An impressively solid album that should please the power metal cognoscenti.
Wardrum may be a new band, but the quartet is comprised of seasoned players, including a vocalist who has worked with Uli Jon Roth and Greek musicians who have played together in a number of bands (and most recently Horizon’s End) for quite a while. And it really shows, because in ‘Spadework’ we have an album of exuberant power metal that here and there is sprinkled with classic metal influences and also some progressive stylings. It is also an album of well-written songs complete with strong melodies, instrumentally performed with panache and technical prowess. Also for an album that was recorded on a very limited budget, most of it actually sounds really great.

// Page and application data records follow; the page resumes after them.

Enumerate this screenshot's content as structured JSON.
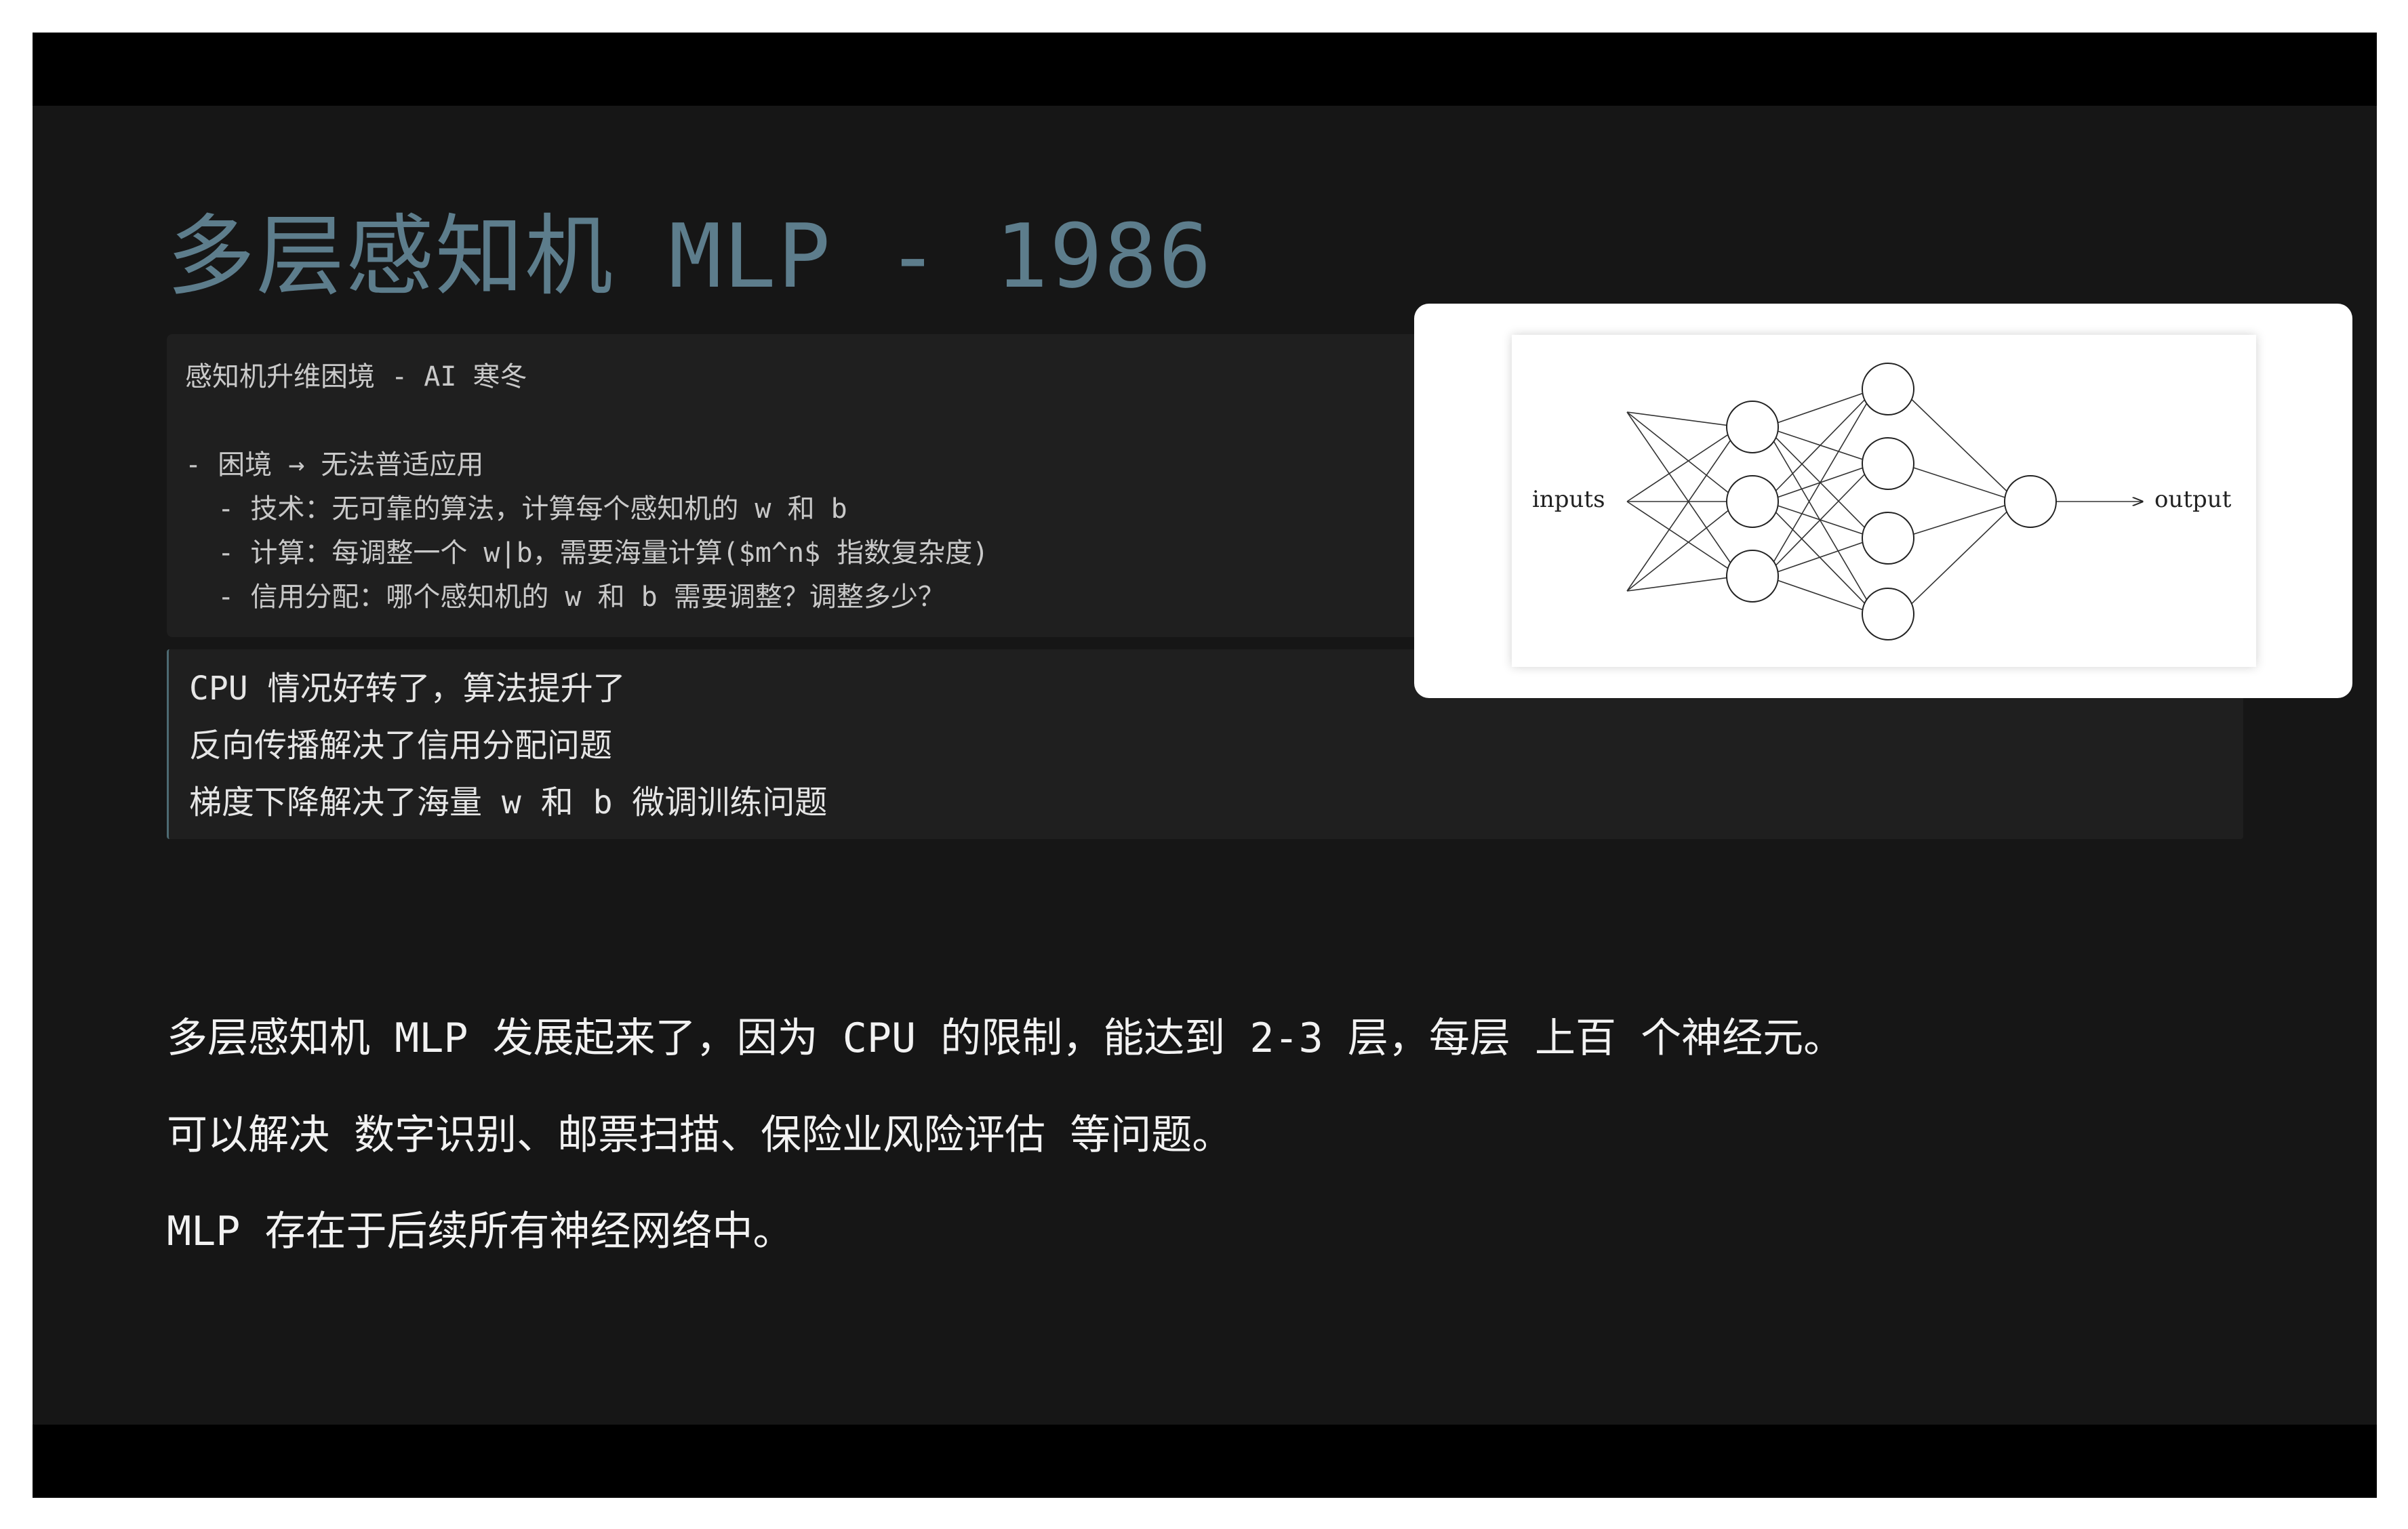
{
  "slide": {
    "title": "多层感知机 MLP - 1986",
    "code_block": {
      "lines": [
        "感知机升维困境 - AI 寒冬",
        "",
        "- 困境 → 无法普适应用",
        "  - 技术：无可靠的算法，计算每个感知机的 w 和 b",
        "  - 计算：每调整一个 w|b，需要海量计算($m^n$ 指数复杂度)",
        "  - 信用分配：哪个感知机的 w 和 b 需要调整？调整多少？"
      ]
    },
    "quote": {
      "lines": [
        "CPU 情况好转了，算法提升了",
        "反向传播解决了信用分配问题",
        "梯度下降解决了海量 w 和 b 微调训练问题"
      ]
    },
    "figure": {
      "input_label": "inputs",
      "output_label": "output"
    },
    "paragraphs": [
      "多层感知机 MLP 发展起来了，因为 CPU 的限制，能达到 2-3 层，每层 上百 个神经元。",
      "可以解决 数字识别、邮票扫描、保险业风险评估 等问题。",
      "MLP 存在于后续所有神经网络中。"
    ]
  }
}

The spirited ‘The Meaning Of Forever’ kick starts the album in confident style, and is followed by a song (‘Crest Of The Wave’) that deserves hearing by a wide audience. It is a wonderful number, with an amazing staccato riff, tremendous guitar solos and is so very, very catchy.‘In Dependence’ is a much more straight ahead rocker that really burrows into the consciousness while ‘Yesterday’ is a very capricious song with a slightly jazzy middle section and plenty to enthuse those with progressive leanings. There’s some great shredding too…’Circle Of Hate’ is another solid metal song, performed with conviction and including another blazing guitar solo and this leads onto the title track which at 7:25 is the longest on the album.

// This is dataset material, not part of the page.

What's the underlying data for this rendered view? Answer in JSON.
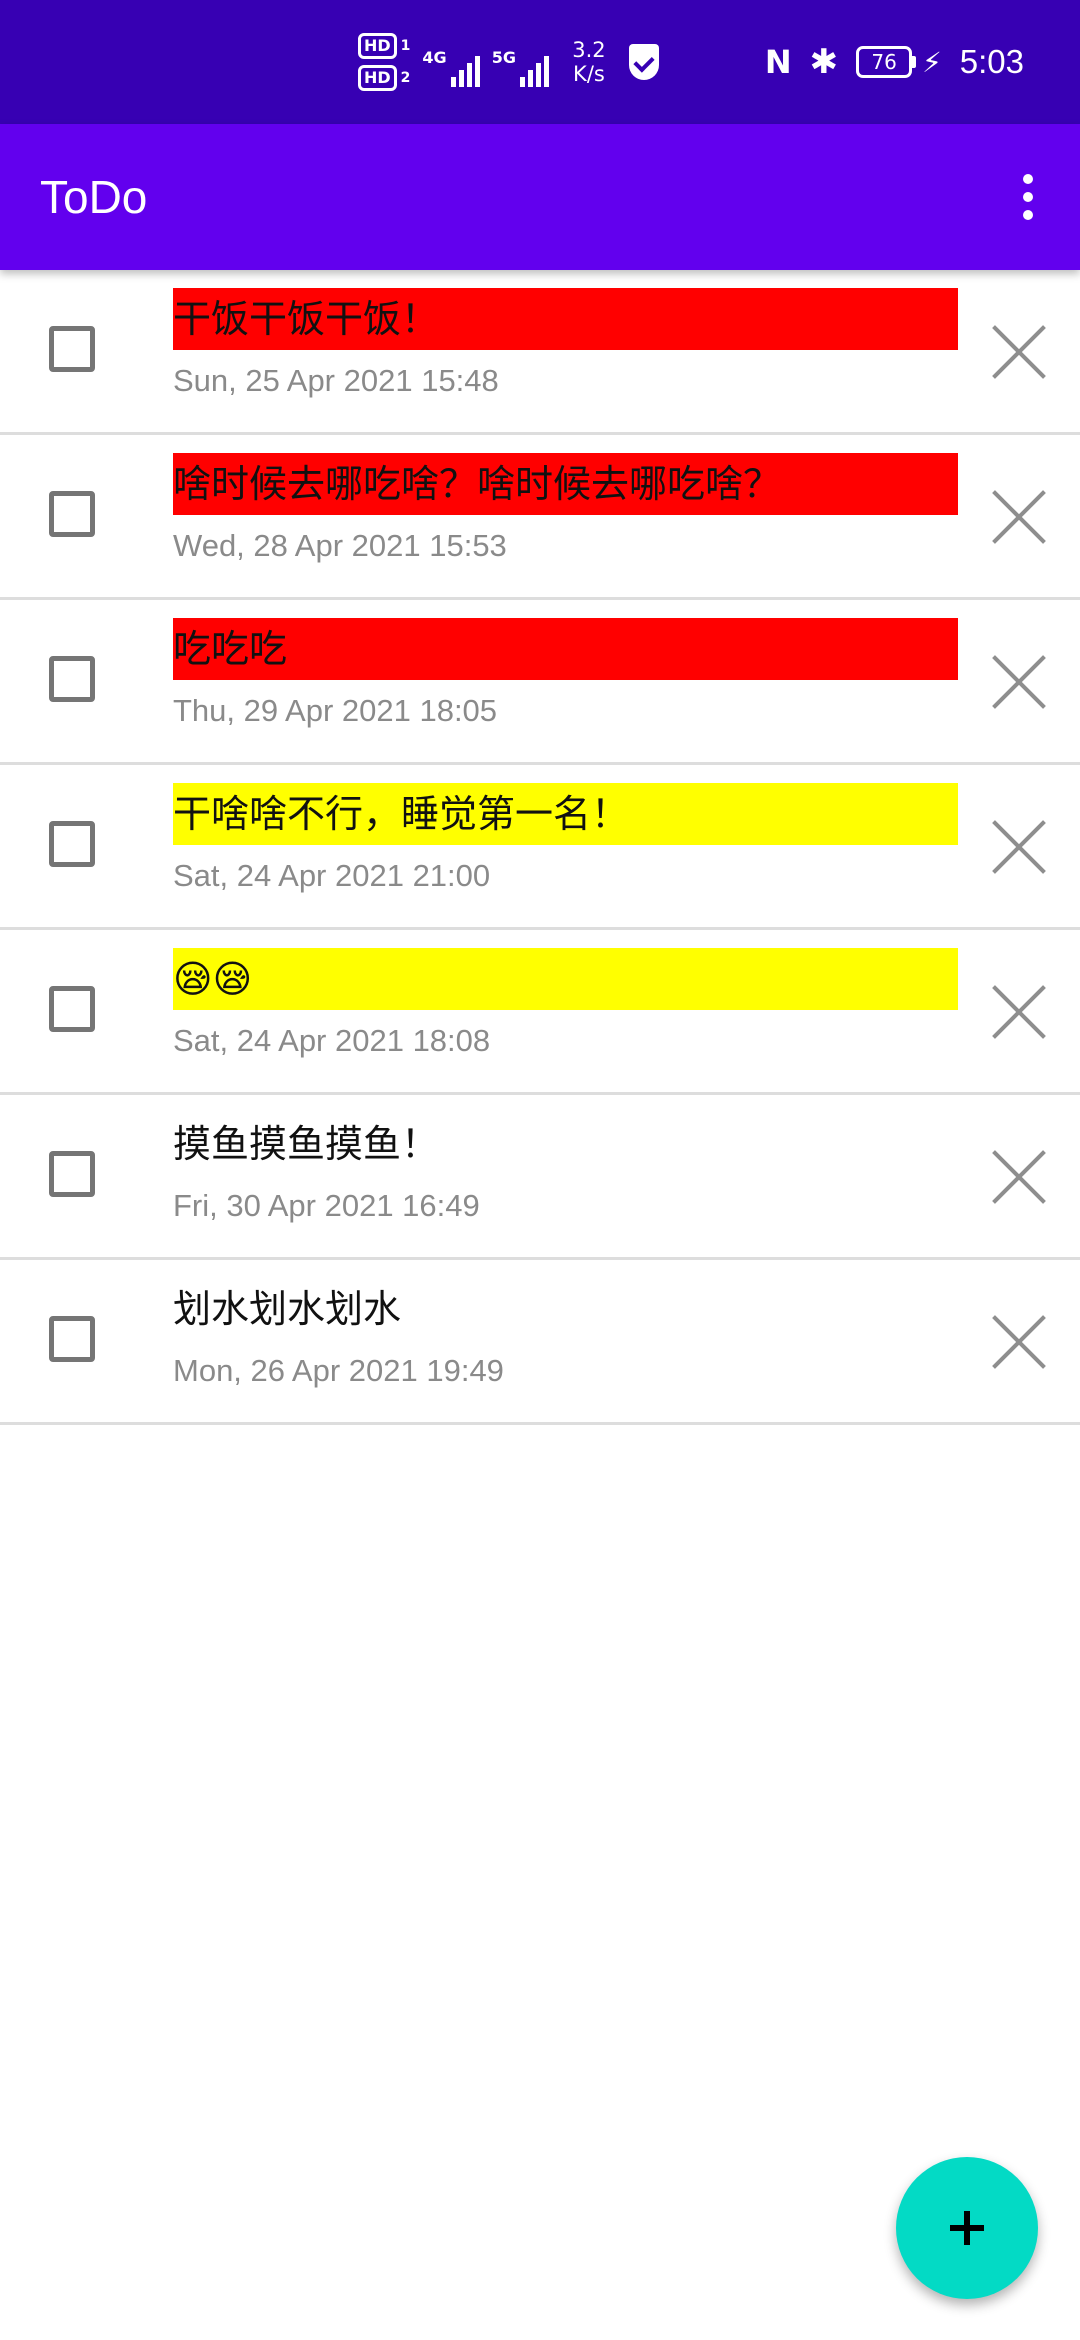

Strident, multi-layered guitars set the scene here and it grows into a mid-paced song about hope. I assume that the wonderful Spanish guitar section at the end represents the gaining of a positive outcome.The obligatory ballad ‘Turn About’ comes next: a rather dramatic song with a rather Grecian feel to it instrumentally while vocally Piero Leporale goes for it as though serenading the passengers on a Vaporetto! It’s very, very strange within the context of the rest of the album. ‘Soultrip’ is a frenetic song with incessant double-kick drumming, ‘Inner God’ slowing proceedings to mid-tempo: an interesting and quite varied number with syncopated beats and a pretty good vocal performance. Closing song ‘Last Neverland’ and second longest here, exhibits all that is so promising about this debut as summarised previously.

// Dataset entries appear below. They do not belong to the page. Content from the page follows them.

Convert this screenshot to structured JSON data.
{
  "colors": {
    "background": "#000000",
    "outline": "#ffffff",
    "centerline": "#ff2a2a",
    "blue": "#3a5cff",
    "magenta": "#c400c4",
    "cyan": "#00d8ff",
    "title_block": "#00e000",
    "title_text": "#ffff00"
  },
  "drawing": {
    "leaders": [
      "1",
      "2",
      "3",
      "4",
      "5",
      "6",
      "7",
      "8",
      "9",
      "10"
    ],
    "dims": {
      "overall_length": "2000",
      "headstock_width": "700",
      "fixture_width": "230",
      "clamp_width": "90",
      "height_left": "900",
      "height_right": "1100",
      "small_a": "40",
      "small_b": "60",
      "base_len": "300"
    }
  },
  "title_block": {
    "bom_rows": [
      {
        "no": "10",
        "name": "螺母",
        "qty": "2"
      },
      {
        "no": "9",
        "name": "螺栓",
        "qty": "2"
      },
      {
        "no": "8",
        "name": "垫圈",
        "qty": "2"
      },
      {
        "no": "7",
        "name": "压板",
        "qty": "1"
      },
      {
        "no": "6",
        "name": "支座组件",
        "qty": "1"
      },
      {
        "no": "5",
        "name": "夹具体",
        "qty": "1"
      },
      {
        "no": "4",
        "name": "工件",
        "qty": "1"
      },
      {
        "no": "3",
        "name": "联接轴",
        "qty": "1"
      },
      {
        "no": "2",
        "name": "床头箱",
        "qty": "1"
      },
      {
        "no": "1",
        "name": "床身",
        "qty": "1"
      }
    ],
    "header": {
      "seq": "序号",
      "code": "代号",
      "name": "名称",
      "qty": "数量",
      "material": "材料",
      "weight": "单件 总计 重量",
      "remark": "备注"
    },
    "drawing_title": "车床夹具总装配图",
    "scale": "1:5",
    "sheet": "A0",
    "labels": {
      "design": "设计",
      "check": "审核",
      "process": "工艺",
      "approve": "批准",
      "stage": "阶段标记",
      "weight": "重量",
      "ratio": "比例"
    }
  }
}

I do have to mention that the higher register singing on most of the songs could, perhaps, have gained from a “warmer” vocal style but nevertheless ‘Spadework’ is an impressively solid album that should please the power metal cognoscenti and is well worth checking out.
Paul Jerome Smith